By Andrew Harwood
Who doesn’t love a good mystery? From detective novels like “Sherlock Holmes,” animated shows for kids like “Scooby-Doo,” to the master of suspense himself, Alfred Hitchcock, mystery is one of the most beloved genres in the world.
In cinema, mystery films revolve around a protagonist and their journey to the solution. Suspense is the key ingredient when it comes to mystery films. The tense build-up, trailing shadows, eerie soundtrack and mysterious camera angles all play a part to keep the audience on edge.
Some great examples of mystery films are “The Usual Suspects,” “Vertigo,” “Rear Window,” “Gosford Park” and, our film of the week, “The Third Man.”

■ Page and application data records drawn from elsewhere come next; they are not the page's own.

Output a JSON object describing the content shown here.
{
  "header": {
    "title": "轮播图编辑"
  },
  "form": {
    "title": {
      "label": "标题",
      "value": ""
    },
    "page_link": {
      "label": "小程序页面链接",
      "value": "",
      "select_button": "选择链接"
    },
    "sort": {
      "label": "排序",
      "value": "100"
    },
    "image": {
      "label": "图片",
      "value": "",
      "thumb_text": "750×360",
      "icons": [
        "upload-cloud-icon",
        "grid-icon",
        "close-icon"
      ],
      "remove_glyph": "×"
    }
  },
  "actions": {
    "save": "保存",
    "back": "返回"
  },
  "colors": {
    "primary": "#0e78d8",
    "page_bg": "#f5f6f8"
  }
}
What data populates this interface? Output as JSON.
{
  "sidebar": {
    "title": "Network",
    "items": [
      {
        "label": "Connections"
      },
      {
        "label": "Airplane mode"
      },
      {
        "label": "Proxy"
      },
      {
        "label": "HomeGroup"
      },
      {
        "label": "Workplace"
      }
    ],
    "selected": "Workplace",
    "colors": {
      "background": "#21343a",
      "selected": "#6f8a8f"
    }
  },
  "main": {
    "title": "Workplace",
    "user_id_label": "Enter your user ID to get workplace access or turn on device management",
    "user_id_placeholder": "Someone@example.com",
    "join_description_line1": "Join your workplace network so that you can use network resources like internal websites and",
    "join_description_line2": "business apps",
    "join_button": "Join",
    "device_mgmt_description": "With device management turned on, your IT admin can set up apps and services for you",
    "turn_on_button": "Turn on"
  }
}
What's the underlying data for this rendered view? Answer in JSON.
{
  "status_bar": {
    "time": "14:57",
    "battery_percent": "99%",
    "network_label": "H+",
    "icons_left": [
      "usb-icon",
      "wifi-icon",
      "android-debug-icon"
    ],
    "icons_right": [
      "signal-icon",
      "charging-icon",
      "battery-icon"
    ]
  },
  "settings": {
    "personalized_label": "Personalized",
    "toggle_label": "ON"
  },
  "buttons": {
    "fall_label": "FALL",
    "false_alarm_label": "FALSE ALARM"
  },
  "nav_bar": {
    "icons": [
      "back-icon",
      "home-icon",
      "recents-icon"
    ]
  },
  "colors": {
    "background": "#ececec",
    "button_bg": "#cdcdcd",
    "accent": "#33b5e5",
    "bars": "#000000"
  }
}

Written by Graham Greene and directed by Hollywood icon Carol Reed, “The Third Man” tells the story of American western writer, Holly Martins, played by Joseph Cotton, who comes to post-World War II Vienna, Austria after receiving a job offer from his good friend Harry Lime, played by Orson Welles.

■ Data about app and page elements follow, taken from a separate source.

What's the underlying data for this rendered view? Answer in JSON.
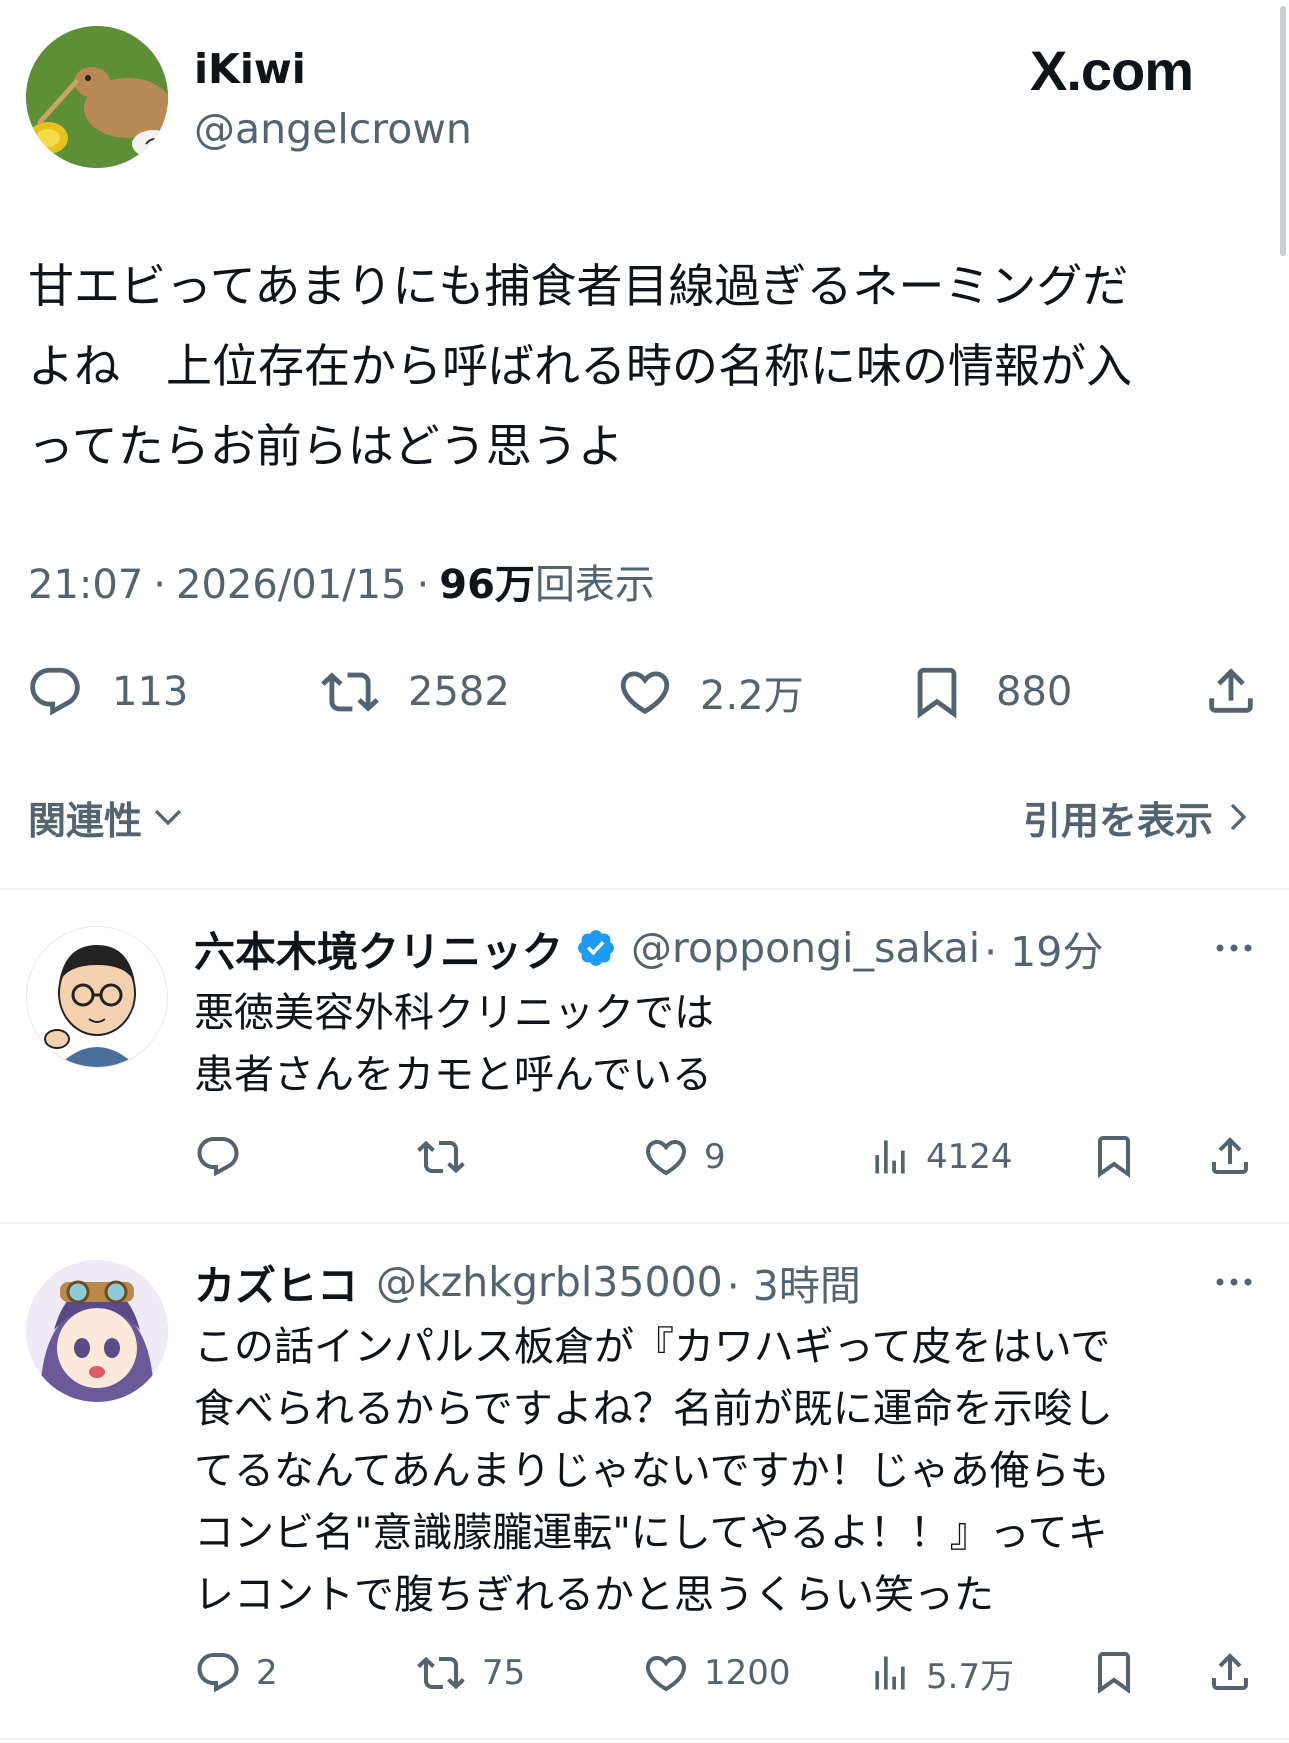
{
  "brand": {
    "label": "X.com"
  },
  "main_tweet": {
    "display_name": "iKiwi",
    "handle": "@angelcrown",
    "text_lines": [
      "甘エビってあまりにも捕食者目線過ぎるネーミングだ",
      "よね　上位存在から呼ばれる時の名称に味の情報が入",
      "ってたらお前らはどう思うよ"
    ],
    "meta": {
      "time": "21:07",
      "sep1": "·",
      "date": "2026/01/15",
      "sep2": "·",
      "views_value": "96万",
      "views_label": "回表示"
    },
    "actions": {
      "reply": "113",
      "retweet": "2582",
      "like": "2.2万",
      "bookmark": "880"
    }
  },
  "filters": {
    "sort_label": "関連性",
    "quotes_label": "引用を表示"
  },
  "replies": [
    {
      "display_name": "六本木境クリニック",
      "verified": true,
      "handle": "@roppongi_sakai",
      "age": "· 19分",
      "text_lines": [
        "悪徳美容外科クリニックでは",
        "患者さんをカモと呼んでいる"
      ],
      "actions": {
        "reply": "",
        "retweet": "",
        "like": "9",
        "views": "4124"
      }
    },
    {
      "display_name": "カズヒコ",
      "verified": false,
      "handle": "@kzhkgrbl35000",
      "age": "· 3時間",
      "text_lines": [
        "この話インパルス板倉が『カワハギって皮をはいで",
        "食べられるからですよね？名前が既に運命を示唆し",
        "てるなんてあんまりじゃないですか！じゃあ俺らも",
        "コンビ名\"意識朦朧運転\"にしてやるよ！！』ってキ",
        "レコントで腹ちぎれるかと思うくらい笑った"
      ],
      "actions": {
        "reply": "2",
        "retweet": "75",
        "like": "1200",
        "views": "5.7万"
      }
    }
  ],
  "colors": {
    "text": "#0f1419",
    "muted": "#536471",
    "verified": "#1d9bf0",
    "divider": "#eff3f4"
  },
  "icons": [
    "reply-icon",
    "retweet-icon",
    "like-icon",
    "bookmark-icon",
    "share-icon",
    "views-icon",
    "more-icon",
    "chevron-down-icon",
    "chevron-right-icon",
    "verified-icon"
  ]
}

Once he arrives in Vienna, Martins learns from some suspicious acquaintances that his friend has died. From here, Martins becomes engrossed in seeking the truth around what he pins as a suspicious death. It isn’t long until Martins hits the nail on the head and everything around him comes crumbling down.

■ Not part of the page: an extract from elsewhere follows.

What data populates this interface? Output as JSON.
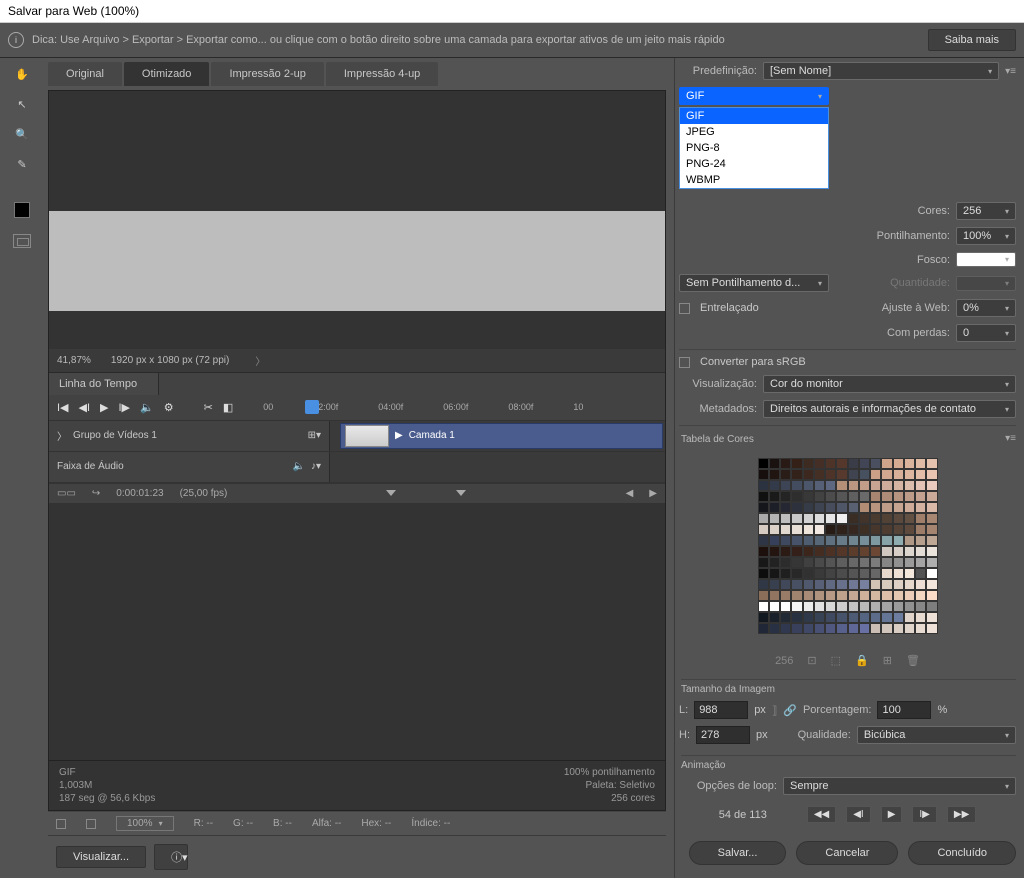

Shot in black and white, “The Third Man” holds tightly to the element of suspense. Featuring harsh lighting, meticulous camerawork, a chilling score from Anton Karas and remarkable locations, “The Third Man” delivers when it comes to sitting on the edge.
With a devilish performance from Orson Welles, a deeply original script and an array of twist and turns, “The Third Man” is no ordinary mystery. Groundbreaking, indulgent, dazzling, “The Third Man,” released in 1949, was incredibly ahead of its time.